- Walk to the end of Union Wharf for a look back at PT’s historic waterfront and the comings and goings of the Washington State Ferry from Coupeville. The original dock was built in 1867 to serve the Union Wharf Co., considered by some to be Washington’s first corporation. The dock was rebuilt in 1932 and again in 1997, but it’s a great vantage point. Keep an eye out for the recreated 1890s-style light fixtures!

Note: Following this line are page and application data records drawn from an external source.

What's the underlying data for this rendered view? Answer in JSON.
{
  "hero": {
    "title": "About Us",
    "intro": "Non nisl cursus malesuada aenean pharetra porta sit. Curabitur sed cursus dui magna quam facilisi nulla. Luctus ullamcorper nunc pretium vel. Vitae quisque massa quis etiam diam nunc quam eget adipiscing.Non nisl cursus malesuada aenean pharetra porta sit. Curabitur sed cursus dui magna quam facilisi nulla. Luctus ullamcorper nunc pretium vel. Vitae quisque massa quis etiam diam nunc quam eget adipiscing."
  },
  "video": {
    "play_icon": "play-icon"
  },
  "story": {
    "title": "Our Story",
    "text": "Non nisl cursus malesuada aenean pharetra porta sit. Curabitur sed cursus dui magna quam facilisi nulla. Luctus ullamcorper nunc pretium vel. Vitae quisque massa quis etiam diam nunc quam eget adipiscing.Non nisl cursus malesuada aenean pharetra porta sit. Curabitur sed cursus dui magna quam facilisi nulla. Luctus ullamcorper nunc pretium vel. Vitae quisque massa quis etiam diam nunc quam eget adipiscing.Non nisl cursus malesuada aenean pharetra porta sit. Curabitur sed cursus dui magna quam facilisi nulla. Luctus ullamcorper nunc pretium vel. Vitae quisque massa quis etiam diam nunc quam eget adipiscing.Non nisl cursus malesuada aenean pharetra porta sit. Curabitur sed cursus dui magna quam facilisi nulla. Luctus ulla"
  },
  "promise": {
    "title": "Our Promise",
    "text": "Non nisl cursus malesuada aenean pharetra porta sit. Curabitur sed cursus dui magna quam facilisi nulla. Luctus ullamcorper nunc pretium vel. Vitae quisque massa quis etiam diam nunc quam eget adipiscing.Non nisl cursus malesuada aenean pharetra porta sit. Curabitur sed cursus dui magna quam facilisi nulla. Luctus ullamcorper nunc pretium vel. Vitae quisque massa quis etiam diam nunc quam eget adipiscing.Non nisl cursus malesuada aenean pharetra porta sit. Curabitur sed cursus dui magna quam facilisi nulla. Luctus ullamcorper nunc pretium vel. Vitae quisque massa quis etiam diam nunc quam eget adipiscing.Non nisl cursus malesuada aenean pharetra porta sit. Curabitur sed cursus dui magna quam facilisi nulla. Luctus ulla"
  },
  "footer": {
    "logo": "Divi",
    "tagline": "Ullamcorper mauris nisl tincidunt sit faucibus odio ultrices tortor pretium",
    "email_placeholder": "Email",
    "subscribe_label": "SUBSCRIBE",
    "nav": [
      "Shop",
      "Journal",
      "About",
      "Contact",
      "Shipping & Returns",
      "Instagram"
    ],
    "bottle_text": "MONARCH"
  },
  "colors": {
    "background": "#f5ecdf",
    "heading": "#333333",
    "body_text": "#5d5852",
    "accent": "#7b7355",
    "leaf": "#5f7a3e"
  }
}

- Stop for snacks at Elevated Ice Cream and Candy Shop, where you’ll find artisan ice cream, handmade chocolates and scores of mix-and-match bulk candies in unique flavours. Not historic per se, but who can resist mint chocolate malt balls? Neat to know: the shop originally operated out of an antique Victorian elevator cage in a courtyard.
- Take in a show at the Rose Theatre, a 1907 vaudeville house that still sports its original interior murals and tin-tile ceiling — plus charming (modern-day) staff who personally introduce films from the front of the house. For a more upscale experience, climb the 55 stairs (or take the elevator) to the ages-21+ Starlight Room, an intimate top-level screening room featuring plush loveseats, period wingbacks and food and drink service from the cafe downstairs. Movie bliss!
- Drive through historic Fort Worden State Park to Point Wilson and watch the evening light play on the water. The beach here is windy, but in a good way: the scents and sounds of the sea blow right over you. Snap a photo of the Coast Guard lighthouse on the point, completed in 1914 — the original 1897 lighthouse, minus its tower, now serves as the lightkeeper’s residence. Ogle Fort Worden’s repurposed old buildings (1898-1917) on your drive in and out — or bring a kite to fly on the Fort’s parade ground field!
* This site charges an admission price. Visit the web site for more information.